Work order: Match the string "flag" against each line below, and copy every line that matches.

----- Recorded information -----

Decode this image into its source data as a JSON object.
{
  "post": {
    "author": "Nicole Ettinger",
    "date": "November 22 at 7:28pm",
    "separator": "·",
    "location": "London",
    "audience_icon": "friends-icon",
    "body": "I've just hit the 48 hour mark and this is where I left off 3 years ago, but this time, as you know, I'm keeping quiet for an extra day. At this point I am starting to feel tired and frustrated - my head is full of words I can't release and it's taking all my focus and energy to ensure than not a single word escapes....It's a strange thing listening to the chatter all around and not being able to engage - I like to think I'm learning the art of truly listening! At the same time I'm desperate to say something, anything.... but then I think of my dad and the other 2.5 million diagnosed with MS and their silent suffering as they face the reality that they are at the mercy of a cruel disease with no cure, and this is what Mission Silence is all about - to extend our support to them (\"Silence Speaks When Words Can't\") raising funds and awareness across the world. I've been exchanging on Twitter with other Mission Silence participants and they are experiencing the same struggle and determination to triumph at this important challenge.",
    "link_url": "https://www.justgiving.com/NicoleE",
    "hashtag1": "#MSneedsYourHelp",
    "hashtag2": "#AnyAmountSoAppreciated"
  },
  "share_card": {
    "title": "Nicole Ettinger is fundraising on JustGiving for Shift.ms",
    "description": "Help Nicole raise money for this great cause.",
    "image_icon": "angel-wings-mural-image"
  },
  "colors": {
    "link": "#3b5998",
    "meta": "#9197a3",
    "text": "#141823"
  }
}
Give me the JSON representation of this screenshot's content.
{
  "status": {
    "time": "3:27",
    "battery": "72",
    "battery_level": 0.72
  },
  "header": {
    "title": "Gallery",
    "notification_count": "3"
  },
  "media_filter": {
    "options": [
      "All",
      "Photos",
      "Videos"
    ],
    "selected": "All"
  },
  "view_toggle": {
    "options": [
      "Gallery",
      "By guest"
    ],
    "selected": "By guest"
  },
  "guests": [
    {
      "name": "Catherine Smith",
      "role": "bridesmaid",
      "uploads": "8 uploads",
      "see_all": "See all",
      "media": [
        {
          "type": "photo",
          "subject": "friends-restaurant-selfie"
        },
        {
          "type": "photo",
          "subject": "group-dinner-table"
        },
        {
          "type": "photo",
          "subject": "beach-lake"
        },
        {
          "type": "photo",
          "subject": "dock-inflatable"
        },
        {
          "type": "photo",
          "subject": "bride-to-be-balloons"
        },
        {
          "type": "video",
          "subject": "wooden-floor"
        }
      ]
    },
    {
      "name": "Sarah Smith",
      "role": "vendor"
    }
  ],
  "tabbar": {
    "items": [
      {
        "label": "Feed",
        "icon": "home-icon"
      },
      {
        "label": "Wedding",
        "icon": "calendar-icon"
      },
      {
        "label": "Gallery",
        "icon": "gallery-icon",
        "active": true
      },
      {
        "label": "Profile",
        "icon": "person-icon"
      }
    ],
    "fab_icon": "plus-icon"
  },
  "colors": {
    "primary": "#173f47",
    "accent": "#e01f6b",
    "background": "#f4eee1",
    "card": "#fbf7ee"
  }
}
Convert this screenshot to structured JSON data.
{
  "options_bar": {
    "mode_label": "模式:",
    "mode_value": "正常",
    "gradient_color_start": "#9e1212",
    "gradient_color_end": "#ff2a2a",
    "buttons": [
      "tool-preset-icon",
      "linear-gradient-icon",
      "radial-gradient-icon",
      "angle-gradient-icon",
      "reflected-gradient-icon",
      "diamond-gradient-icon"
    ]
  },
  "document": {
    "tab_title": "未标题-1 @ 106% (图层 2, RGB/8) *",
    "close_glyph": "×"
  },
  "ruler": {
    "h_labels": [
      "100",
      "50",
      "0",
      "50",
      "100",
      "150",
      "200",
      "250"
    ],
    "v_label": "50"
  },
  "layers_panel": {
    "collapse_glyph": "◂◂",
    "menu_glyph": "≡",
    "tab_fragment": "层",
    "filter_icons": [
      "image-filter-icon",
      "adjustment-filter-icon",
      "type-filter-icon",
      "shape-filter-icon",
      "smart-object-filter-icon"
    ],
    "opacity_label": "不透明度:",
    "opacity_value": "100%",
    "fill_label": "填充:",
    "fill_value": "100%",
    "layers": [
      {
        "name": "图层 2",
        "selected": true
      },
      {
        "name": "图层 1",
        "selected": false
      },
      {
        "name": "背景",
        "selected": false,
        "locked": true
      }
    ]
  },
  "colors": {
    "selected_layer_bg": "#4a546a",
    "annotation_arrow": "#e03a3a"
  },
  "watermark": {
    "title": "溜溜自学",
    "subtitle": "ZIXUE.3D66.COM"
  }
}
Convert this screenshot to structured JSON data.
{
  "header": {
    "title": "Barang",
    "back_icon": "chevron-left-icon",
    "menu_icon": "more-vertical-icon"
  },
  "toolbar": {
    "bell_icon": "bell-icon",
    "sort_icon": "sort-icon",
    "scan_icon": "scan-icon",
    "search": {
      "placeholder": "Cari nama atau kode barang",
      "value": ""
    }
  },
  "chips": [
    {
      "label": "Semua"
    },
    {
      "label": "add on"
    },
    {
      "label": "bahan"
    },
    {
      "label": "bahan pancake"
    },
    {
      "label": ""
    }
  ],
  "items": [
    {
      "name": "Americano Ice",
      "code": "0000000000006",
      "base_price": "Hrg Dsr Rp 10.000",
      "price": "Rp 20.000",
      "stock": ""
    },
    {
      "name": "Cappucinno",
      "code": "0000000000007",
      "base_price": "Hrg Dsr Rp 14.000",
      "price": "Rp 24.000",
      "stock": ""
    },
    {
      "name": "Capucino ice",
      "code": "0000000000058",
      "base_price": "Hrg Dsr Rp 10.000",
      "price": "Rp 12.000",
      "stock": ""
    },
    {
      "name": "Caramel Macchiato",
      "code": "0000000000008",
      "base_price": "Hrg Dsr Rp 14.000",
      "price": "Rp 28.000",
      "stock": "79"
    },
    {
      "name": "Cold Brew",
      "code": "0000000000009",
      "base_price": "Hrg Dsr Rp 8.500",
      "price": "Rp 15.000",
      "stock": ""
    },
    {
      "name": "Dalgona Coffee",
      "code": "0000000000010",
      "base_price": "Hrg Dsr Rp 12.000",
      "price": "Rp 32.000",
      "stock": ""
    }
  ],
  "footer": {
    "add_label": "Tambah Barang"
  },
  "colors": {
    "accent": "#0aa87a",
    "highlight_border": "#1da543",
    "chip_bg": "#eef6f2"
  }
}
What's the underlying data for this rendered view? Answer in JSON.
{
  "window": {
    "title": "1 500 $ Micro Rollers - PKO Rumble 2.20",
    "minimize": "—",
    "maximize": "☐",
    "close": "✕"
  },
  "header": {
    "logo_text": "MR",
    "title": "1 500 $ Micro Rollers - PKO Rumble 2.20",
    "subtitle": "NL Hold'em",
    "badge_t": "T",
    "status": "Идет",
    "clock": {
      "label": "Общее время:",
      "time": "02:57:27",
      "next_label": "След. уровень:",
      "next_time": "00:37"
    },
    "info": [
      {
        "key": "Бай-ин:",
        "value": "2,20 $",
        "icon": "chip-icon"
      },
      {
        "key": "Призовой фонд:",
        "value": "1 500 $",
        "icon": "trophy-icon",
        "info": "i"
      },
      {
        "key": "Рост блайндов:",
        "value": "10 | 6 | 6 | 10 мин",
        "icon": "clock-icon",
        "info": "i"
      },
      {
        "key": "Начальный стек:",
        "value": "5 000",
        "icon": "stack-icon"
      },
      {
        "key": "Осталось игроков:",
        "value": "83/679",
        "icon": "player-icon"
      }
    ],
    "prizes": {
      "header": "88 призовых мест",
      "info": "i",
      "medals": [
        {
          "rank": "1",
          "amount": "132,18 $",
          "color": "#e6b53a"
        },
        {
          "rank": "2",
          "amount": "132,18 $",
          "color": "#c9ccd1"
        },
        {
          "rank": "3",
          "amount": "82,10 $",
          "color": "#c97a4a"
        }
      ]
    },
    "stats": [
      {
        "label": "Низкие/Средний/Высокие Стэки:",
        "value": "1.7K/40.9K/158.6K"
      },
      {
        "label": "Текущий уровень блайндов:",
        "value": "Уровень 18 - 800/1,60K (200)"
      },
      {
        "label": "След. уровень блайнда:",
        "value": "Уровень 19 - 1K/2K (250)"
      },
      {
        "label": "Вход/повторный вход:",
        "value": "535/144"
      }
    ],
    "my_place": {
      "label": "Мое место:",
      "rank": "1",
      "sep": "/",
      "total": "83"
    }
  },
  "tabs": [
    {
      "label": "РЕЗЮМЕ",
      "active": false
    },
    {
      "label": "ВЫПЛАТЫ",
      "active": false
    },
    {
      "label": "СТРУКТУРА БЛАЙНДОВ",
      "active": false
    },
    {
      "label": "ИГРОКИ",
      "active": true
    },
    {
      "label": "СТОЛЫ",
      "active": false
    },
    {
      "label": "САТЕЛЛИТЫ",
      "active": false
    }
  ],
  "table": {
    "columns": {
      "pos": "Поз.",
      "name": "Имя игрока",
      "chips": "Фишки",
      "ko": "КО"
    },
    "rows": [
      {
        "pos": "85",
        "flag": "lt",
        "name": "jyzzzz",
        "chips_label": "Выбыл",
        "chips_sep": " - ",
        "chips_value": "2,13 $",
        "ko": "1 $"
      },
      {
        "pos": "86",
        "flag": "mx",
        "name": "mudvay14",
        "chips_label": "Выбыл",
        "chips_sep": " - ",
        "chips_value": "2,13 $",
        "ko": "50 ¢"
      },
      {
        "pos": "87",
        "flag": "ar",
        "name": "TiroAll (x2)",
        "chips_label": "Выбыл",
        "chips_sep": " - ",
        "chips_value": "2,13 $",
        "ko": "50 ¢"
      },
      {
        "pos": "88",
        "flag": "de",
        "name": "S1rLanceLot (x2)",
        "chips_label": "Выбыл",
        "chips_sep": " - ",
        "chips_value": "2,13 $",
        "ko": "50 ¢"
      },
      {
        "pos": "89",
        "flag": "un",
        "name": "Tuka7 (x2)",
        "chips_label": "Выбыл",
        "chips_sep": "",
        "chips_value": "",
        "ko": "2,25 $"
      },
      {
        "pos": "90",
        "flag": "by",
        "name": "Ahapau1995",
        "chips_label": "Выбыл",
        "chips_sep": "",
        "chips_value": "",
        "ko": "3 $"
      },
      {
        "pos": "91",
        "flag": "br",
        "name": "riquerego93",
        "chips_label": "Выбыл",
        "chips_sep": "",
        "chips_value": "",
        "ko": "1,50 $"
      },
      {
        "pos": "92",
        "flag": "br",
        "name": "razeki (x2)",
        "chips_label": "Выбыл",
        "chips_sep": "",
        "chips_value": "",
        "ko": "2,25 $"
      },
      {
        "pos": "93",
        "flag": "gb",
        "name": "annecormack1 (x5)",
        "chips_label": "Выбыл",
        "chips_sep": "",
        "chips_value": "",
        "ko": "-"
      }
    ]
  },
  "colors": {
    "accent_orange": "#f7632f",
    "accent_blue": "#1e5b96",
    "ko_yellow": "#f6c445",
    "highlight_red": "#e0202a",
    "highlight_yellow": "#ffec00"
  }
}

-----

Reply:
        "flag": "lt",
        "flag": "mx",
        "flag": "ar",
        "flag": "de",
        "flag": "un",
        "flag": "by",
        "flag": "br",
        "flag": "br",
        "flag": "gb",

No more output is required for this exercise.